Growing Solver-Aided Languages with Rosette

  • Date
    April 8, 2013
  • Time
    11:45 am
  • Location
    366 WVH


Decision procedures have helped automate key aspects of programming: coming up with a code fragment that implements a desired behavior (synthesis); establishing that an implementation satisfies a desired property (code checking); locating code fragments that cause an undesirable behavior (fault localization); and running a partially implemented program to test its existing behaviors (angelic execution). Each of these aspects is supported, at least in part, by a family of formal tools. Most such tools are built on infrastructures that are tailored for a particular language or purpose, e.g., Boogie for verification and Sketch for synthesis of C-like languages. But so far, no single infrastructure provides a platform for automating the full spectrum of programming activities, or for making such automation easily available in new languages and programming models.

This talk introduces Rosette, a new shared infrastructure for designing and growing solver-aided languages. The Rosette system is itself a solver-aided EDSL (embedded domain-specific language), which inherits and exposes extensive support for meta programming from its host language, Racket. The system works through a combination of program transformation (enabled by Racket’s meta-programming facilities) and symbolic execution, in which programming constructs and operators accept both concrete and symbolic values. With our framework, a designer defines a new solver-aided language by simply writing an interpreter for it in Rosette. Such a language will allow some constructs to be underspecified—that is, to produce symbolic “holes” rather than just concrete values. When a program with holes and the language interpreter are compiled with Rosette, the result is a custom symbolic execution engine for the given program and language. Executing this engine yields an encoding of the program’s semantics as a set of constraints, which are then solved by an off-the-shelf decision procedure to discharge synthesis, verification, and other queries about the program.
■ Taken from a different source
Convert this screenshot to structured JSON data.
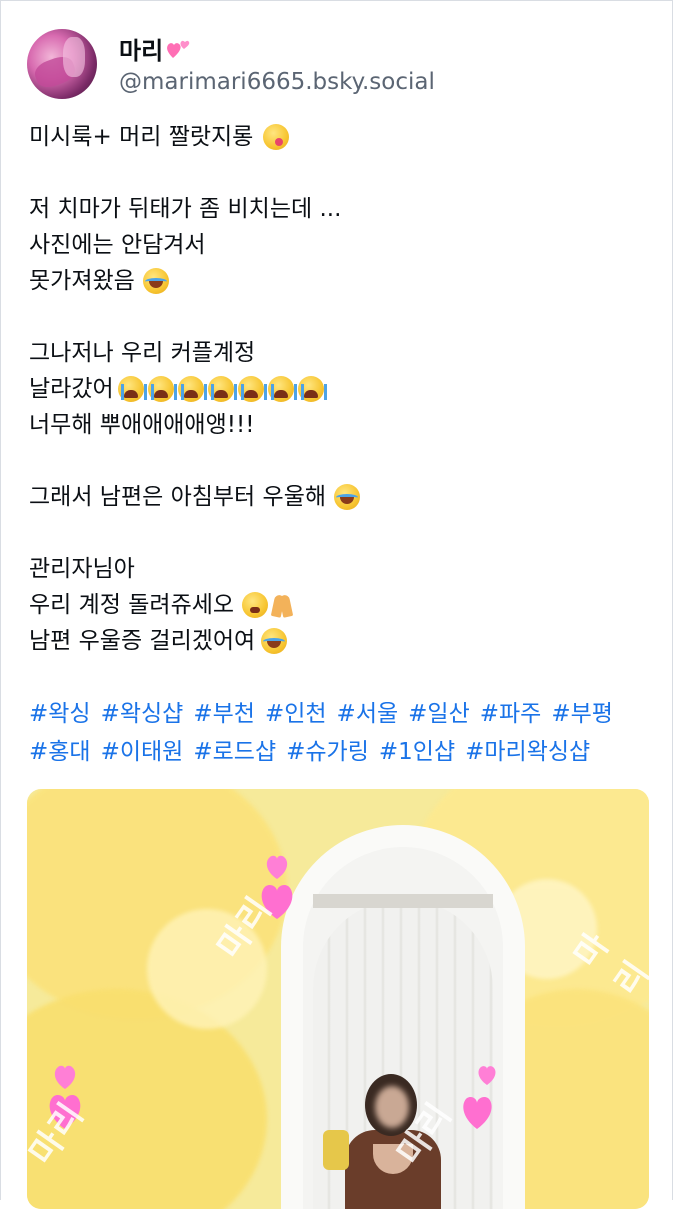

We show how to use Rosette to prototype a tiny DSL with a program checker, a fault localizer, an angelic oracle, and
an inductive synthesizer.